Task details: Of all the lines in these entries, count those that contain "Create" and give only the total.
==========
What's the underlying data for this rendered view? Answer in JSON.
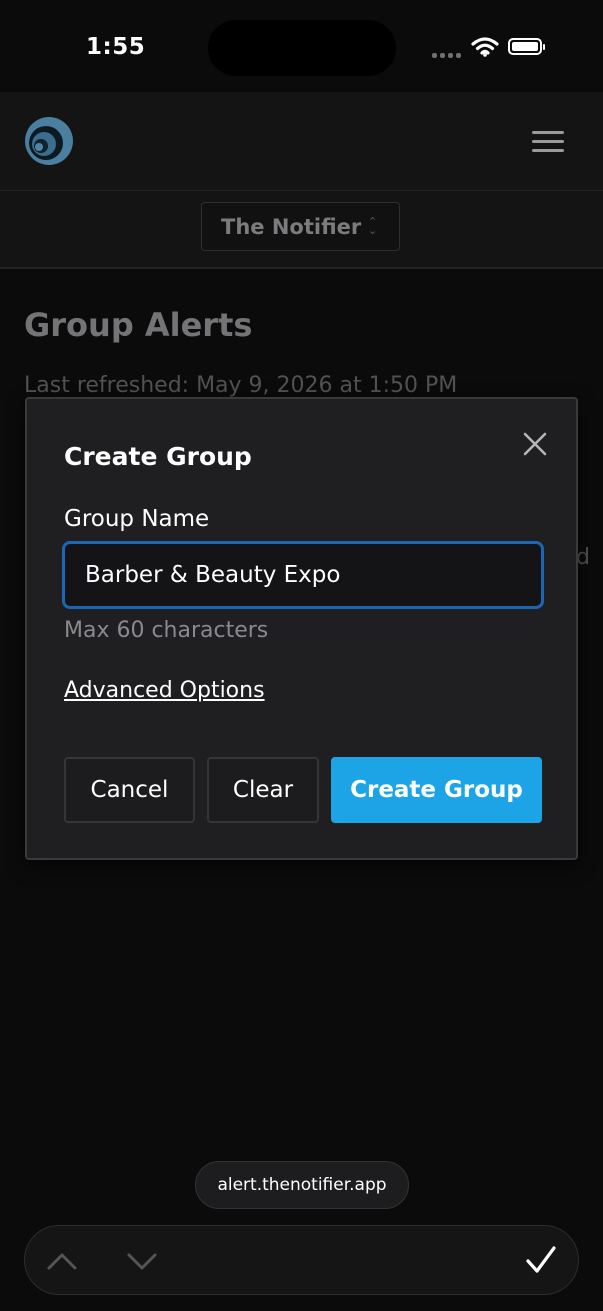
{
  "status_bar": {
    "time": "1:55"
  },
  "header": {
    "logo_icon": "notifier-logo",
    "menu_icon": "hamburger-menu-icon"
  },
  "app_selector": {
    "selected": "The Notifier"
  },
  "page": {
    "title": "Group Alerts",
    "last_refreshed": "Last refreshed: May 9, 2026 at 1:50 PM",
    "peek_text": "d"
  },
  "modal": {
    "title": "Create Group",
    "field_label": "Group Name",
    "input_value": "Barber & Beauty Expo",
    "helper": "Max 60 characters",
    "advanced_link": "Advanced Options",
    "buttons": {
      "cancel": "Cancel",
      "clear": "Clear",
      "create": "Create Group"
    }
  },
  "browser": {
    "url": "alert.thenotifier.app"
  },
  "colors": {
    "accent": "#1ca4e6",
    "focus_ring": "#1b67b3",
    "background": "#0b0b0c",
    "modal_bg": "#1f1f21"
  }
}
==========
Reply to the exercise: 2